#### DATA TO EXAMINE ####

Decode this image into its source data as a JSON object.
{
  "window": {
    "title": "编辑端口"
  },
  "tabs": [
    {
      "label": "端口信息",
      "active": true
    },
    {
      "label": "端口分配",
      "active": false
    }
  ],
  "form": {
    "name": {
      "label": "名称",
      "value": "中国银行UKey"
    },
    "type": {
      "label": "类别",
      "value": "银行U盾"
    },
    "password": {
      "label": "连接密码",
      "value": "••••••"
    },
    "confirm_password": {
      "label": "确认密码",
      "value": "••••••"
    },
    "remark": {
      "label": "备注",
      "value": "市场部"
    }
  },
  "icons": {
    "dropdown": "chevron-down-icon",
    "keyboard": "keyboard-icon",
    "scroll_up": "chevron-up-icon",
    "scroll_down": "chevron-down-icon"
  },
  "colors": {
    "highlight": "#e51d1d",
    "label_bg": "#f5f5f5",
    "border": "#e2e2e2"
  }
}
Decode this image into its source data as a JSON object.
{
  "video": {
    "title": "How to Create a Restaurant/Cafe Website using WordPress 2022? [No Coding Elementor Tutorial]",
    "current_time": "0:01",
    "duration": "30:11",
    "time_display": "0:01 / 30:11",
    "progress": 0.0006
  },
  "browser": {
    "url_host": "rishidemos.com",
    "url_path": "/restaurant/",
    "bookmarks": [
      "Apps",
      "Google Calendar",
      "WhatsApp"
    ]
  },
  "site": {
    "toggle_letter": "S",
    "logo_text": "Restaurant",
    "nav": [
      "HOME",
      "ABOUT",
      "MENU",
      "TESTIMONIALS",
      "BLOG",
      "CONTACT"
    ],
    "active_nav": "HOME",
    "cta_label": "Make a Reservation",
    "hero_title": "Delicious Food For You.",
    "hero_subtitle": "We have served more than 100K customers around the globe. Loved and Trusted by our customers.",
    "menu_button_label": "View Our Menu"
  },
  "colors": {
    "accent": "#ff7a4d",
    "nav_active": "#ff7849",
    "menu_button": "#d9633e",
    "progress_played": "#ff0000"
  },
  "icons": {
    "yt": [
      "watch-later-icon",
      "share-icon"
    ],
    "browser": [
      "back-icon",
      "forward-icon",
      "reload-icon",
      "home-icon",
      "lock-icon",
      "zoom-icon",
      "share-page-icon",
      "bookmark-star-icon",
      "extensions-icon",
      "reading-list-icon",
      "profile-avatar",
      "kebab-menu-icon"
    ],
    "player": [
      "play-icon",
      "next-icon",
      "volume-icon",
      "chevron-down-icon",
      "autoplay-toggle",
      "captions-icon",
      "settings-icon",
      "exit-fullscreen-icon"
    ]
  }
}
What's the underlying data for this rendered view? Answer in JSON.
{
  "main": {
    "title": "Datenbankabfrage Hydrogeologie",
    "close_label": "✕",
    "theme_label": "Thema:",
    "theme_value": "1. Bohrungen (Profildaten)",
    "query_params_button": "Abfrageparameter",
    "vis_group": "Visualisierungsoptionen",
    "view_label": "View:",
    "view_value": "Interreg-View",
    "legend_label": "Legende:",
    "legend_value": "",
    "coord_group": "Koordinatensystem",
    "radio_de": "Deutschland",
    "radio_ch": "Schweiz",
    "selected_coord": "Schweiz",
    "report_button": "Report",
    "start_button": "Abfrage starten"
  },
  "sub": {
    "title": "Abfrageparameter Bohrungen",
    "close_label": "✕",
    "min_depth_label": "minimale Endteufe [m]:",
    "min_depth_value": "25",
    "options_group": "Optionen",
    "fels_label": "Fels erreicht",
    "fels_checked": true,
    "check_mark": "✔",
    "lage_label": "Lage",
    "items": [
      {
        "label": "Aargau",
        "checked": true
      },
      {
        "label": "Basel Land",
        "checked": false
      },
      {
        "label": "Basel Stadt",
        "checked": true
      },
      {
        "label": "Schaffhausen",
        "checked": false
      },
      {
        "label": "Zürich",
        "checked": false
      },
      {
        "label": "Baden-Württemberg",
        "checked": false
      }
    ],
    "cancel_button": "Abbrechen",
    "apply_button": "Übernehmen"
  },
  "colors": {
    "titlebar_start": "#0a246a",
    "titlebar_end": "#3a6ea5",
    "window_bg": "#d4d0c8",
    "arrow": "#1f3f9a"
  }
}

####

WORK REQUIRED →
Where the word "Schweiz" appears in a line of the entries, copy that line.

FINAL ANSWER →
    "radio_ch": "Schweiz",
    "selected_coord": "Schweiz",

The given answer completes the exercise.